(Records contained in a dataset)
■ ■ ■ ■ ■ ■ ■

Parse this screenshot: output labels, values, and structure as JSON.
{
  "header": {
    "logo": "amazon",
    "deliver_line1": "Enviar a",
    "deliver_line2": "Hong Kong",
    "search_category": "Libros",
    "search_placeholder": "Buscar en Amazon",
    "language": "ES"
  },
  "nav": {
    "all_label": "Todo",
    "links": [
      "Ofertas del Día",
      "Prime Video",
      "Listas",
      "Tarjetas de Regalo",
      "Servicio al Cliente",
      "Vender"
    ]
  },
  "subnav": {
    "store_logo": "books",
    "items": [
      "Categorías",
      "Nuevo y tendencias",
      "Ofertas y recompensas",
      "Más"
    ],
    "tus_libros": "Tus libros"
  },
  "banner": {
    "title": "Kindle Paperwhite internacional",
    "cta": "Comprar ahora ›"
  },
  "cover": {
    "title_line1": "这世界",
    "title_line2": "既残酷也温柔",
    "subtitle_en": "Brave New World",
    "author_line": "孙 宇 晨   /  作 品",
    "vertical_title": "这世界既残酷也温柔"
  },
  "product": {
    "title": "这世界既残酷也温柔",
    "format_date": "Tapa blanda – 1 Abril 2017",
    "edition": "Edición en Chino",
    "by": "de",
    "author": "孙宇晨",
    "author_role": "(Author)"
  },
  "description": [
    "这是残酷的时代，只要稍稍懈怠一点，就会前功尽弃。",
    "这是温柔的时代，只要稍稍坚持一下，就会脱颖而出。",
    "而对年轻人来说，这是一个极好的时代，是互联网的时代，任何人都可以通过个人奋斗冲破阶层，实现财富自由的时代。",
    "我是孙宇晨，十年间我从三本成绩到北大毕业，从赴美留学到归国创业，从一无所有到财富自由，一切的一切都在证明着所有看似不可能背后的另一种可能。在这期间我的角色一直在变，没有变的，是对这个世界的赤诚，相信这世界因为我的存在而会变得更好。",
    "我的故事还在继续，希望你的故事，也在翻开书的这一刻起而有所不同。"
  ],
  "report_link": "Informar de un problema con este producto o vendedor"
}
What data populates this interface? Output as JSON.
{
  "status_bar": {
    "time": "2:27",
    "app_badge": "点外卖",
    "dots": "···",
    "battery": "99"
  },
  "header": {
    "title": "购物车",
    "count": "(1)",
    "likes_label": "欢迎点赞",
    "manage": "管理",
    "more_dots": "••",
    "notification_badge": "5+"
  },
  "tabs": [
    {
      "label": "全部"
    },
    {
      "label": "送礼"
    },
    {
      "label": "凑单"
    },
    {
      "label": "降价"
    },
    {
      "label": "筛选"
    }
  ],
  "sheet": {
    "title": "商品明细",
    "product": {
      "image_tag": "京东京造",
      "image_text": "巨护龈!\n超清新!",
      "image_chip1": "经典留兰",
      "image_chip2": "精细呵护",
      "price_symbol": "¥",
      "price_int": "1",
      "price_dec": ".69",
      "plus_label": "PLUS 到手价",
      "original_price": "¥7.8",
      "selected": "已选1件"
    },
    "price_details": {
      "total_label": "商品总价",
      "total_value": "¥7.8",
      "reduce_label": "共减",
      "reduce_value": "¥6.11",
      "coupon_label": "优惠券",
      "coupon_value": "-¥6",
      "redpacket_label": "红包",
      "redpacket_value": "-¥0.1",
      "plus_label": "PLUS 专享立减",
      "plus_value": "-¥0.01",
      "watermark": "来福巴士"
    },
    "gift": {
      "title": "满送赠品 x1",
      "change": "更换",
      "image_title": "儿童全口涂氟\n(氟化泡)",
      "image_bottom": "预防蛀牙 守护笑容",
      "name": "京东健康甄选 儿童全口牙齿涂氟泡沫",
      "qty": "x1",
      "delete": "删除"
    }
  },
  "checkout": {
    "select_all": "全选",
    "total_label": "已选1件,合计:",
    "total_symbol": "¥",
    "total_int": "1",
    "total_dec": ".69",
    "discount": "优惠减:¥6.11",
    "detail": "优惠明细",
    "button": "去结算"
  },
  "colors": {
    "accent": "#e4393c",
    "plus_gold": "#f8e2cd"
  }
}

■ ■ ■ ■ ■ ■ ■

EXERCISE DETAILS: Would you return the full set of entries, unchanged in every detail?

RESPONSE TO THIS TASK:
Parse this screenshot: output labels, values, and structure as JSON.
{
  "header": {
    "logo": "amazon",
    "deliver_line1": "Enviar a",
    "deliver_line2": "Hong Kong",
    "search_category": "Libros",
    "search_placeholder": "Buscar en Amazon",
    "language": "ES"
  },
  "nav": {
    "all_label": "Todo",
    "links": [
      "Ofertas del Día",
      "Prime Video",
      "Listas",
      "Tarjetas de Regalo",
      "Servicio al Cliente",
      "Vender"
    ]
  },
  "subnav": {
    "store_logo": "books",
    "items": [
      "Categorías",
      "Nuevo y tendencias",
      "Ofertas y recompensas",
      "Más"
    ],
    "tus_libros": "Tus libros"
  },
  "banner": {
    "title": "Kindle Paperwhite internacional",
    "cta": "Comprar ahora ›"
  },
  "cover": {
    "title_line1": "这世界",
    "title_line2": "既残酷也温柔",
    "subtitle_en": "Brave New World",
    "author_line": "孙 宇 晨   /  作 品",
    "vertical_title": "这世界既残酷也温柔"
  },
  "product": {
    "title": "这世界既残酷也温柔",
    "format_date": "Tapa blanda – 1 Abril 2017",
    "edition": "Edición en Chino",
    "by": "de",
    "author": "孙宇晨",
    "author_role": "(Author)"
  },
  "description": [
    "这是残酷的时代，只要稍稍懈怠一点，就会前功尽弃。",
    "这是温柔的时代，只要稍稍坚持一下，就会脱颖而出。",
    "而对年轻人来说，这是一个极好的时代，是互联网的时代，任何人都可以通过个人奋斗冲破阶层，实现财富自由的时代。",
    "我是孙宇晨，十年间我从三本成绩到北大毕业，从赴美留学到归国创业，从一无所有到财富自由，一切的一切都在证明着所有看似不可能背后的另一种可能。在这期间我的角色一直在变，没有变的，是对这个世界的赤诚，相信这世界因为我的存在而会变得更好。",
    "我的故事还在继续，希望你的故事，也在翻开书的这一刻起而有所不同。"
  ],
  "report_link": "Informar de un problema con este producto o vendedor"
}
What data populates this interface? Output as JSON.
{
  "status_bar": {
    "time": "2:27",
    "app_badge": "点外卖",
    "dots": "···",
    "battery": "99"
  },
  "header": {
    "title": "购物车",
    "count": "(1)",
    "likes_label": "欢迎点赞",
    "manage": "管理",
    "more_dots": "••",
    "notification_badge": "5+"
  },
  "tabs": [
    {
      "label": "全部"
    },
    {
      "label": "送礼"
    },
    {
      "label": "凑单"
    },
    {
      "label": "降价"
    },
    {
      "label": "筛选"
    }
  ],
  "sheet": {
    "title": "商品明细",
    "product": {
      "image_tag": "京东京造",
      "image_text": "巨护龈!\n超清新!",
      "image_chip1": "经典留兰",
      "image_chip2": "精细呵护",
      "price_symbol": "¥",
      "price_int": "1",
      "price_dec": ".69",
      "plus_label": "PLUS 到手价",
      "original_price": "¥7.8",
      "selected": "已选1件"
    },
    "price_details": {
      "total_label": "商品总价",
      "total_value": "¥7.8",
      "reduce_label": "共减",
      "reduce_value": "¥6.11",
      "coupon_label": "优惠券",
      "coupon_value": "-¥6",
      "redpacket_label": "红包",
      "redpacket_value": "-¥0.1",
      "plus_label": "PLUS 专享立减",
      "plus_value": "-¥0.01",
      "watermark": "来福巴士"
    },
    "gift": {
      "title": "满送赠品 x1",
      "change": "更换",
      "image_title": "儿童全口涂氟\n(氟化泡)",
      "image_bottom": "预防蛀牙 守护笑容",
      "name": "京东健康甄选 儿童全口牙齿涂氟泡沫",
      "qty": "x1",
      "delete": "删除"
    }
  },
  "checkout": {
    "select_all": "全选",
    "total_label": "已选1件,合计:",
    "total_symbol": "¥",
    "total_int": "1",
    "total_dec": ".69",
    "discount": "优惠减:¥6.11",
    "detail": "优惠明细",
    "button": "去结算"
  },
  "colors": {
    "accent": "#e4393c",
    "plus_gold": "#f8e2cd"
  }
}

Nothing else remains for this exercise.